Environmental Benefits of Drain Relining

By - Max
24.08.23 01:45 PM

Drain relining as a modern and eco-friendly solution to weakened drains, offers a multitude of advantages, not only to the drainage system itself but to the surrounding environment. Its primary goal is to enhance the structural integrity of pipes and address any damage they may have incurred over time in a quick and cost-effective manner. In the past, repairing a compromised drain often involved the laborious process of excavation and complete replacement, or even relocation to a less environmentally sensitive location. At Grey-Water, we have embraced non-invasive lining techniques alongside cutting-edge relining equipment, eliminating the need to disrupt the natural environment.


One of the most significant environmental benefits of drain relining is the reduction in soil disruption. Traditional drain repair methods typically require extensive excavation, which can lead to soil erosion, disturbance of native vegetation, and the release of sediment and pollutants into nearby bodies of water. In contrast, drain relining mitigates soil disturbance, preserving the local ecosystem and reducing the risk of soil erosion. Further damage is also avoided to the drains themselves; untreated leaks and structural issues can worsen over time, leading to problems that leave no recourse but to dig up drains which will cost more ultimately and require intervention and permissions from local authorities.


Furthermore, drain relining reduces the carbon footprint associated with drain repairs. Traditional methods, such as excavation and replacement, often require heavy machinery, transportation of materials, and a substantial amount of energy. This results in increased greenhouse gas emissions and contributes to environmental degradation. In contrast, drain relining is a more sustainable approach that minimises the use of heavy machinery and reduces energy consumption, thereby lowering its environmental impact.

Drain relining is particularly beneficial for drains located in hard-to-access areas. These areas may include densely populated urban environments, environmentally sensitive zones, or areas with limited accessibility due to infrastructure constraints. Traditional repair methods in such locations can be highly disruptive and expensive, often requiring special permissions and equipment. Drain relining offers a non-invasive alternative, reducing the disruption to the surrounding environment, along with the need for complex logistical arrangements.
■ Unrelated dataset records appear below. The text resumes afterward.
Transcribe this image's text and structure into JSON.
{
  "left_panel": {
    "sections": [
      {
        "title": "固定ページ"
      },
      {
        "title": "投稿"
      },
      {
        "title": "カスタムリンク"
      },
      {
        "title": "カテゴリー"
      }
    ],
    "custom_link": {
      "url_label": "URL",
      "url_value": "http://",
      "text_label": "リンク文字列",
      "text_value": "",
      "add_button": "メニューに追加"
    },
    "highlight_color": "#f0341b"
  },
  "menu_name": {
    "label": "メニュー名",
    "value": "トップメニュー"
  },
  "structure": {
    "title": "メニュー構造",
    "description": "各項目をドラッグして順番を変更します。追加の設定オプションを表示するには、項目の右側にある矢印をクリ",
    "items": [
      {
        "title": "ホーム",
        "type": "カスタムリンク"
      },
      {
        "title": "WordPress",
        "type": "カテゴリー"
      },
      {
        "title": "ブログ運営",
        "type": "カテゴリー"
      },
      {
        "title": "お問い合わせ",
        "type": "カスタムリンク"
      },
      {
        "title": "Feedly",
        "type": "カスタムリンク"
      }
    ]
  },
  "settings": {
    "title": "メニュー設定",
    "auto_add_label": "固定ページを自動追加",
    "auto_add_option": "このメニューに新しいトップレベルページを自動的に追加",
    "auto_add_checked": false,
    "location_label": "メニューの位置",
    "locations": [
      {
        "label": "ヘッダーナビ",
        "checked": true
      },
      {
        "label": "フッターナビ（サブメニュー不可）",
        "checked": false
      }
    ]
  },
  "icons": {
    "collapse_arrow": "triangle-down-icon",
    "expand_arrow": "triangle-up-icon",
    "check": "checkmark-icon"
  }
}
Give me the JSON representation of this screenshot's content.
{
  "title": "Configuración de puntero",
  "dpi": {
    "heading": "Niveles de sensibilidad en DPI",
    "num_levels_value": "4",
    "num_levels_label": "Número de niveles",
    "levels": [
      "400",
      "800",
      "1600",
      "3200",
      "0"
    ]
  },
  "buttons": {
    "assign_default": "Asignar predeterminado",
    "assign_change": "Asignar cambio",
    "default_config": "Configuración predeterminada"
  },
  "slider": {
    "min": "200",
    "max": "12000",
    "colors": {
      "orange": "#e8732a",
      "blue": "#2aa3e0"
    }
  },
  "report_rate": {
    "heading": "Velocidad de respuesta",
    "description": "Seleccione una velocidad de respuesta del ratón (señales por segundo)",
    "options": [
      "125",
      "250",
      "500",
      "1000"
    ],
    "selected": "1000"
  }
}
Side by side comparison of a drain pipe before and after relining. Once lined, the drain looks much smoother.

The longevity of drain relining contributes to long-term environmental sustainability. By reinforcing the structural integrity of pipes, relining extends the lifespan of the drainage system, reducing the frequency of repairs and replacements. This not only saves resources but also lessens the environmental impact associated with the production and disposal of drainage materials.

Conventional methods of addressing damaged drains were known to be expensive, demanding greater effort and labour, extending project durations – not to mention the risks posed to nearby properties. Relining, on the other hand, is swift and efficient, yielding enduring outcomes. Excavating drains and disrupting soil, grass, and natural habitats can have a cascading impact, degrading the quality of local flora and fauna. Leaky drains infiltrate the ground with waste materials. By eliminating excavation, energy consumption is reduced, championing a more ecologically conscious process.

Our approach involves the use of a fibre liner infused with a chemical blend to coat the damaged drain. Once inserted, we employ either air or water to expand the lining using an inner tube. After a certain period of time, the lining solidifies and the inner tube is removed, resulting in a durable repair in the form of a lining. While the potential intrusion of roots presents a drain maintenance challenge, the lining effectively prevents their entry without causing harm to local ecological processes. This not only benefits the surrounding environment but also reduces the necessity for continual maintenance.

In certain instances, the option of drain relining may not be the most practical solution. Typically, relining occurs when the pipe has suffered extensive damage, resulting in larger gaps that pose significant challenges for this process to conform to the existing structure effectively. Conversely, if the damage is not broad enough to justify relining

In certain instances, drain relining might not be a feasible choice. This situation arises only when the pipe is severely damaged, exhibiting larger gaps that make it particularly challenging to conform to the structure. Conversely, if the pipe damage isn't substantial enough to warrant relining, patching presents another viable alternative. Patching involves targeted repair of localised areas within the pipe, addressing specific damaged sections without the need for relining the whole pipe. This approach offers a cost-effective, fast, and efficient solution for less severe pipe issues, ensuring resources are allocated to address the damage directly.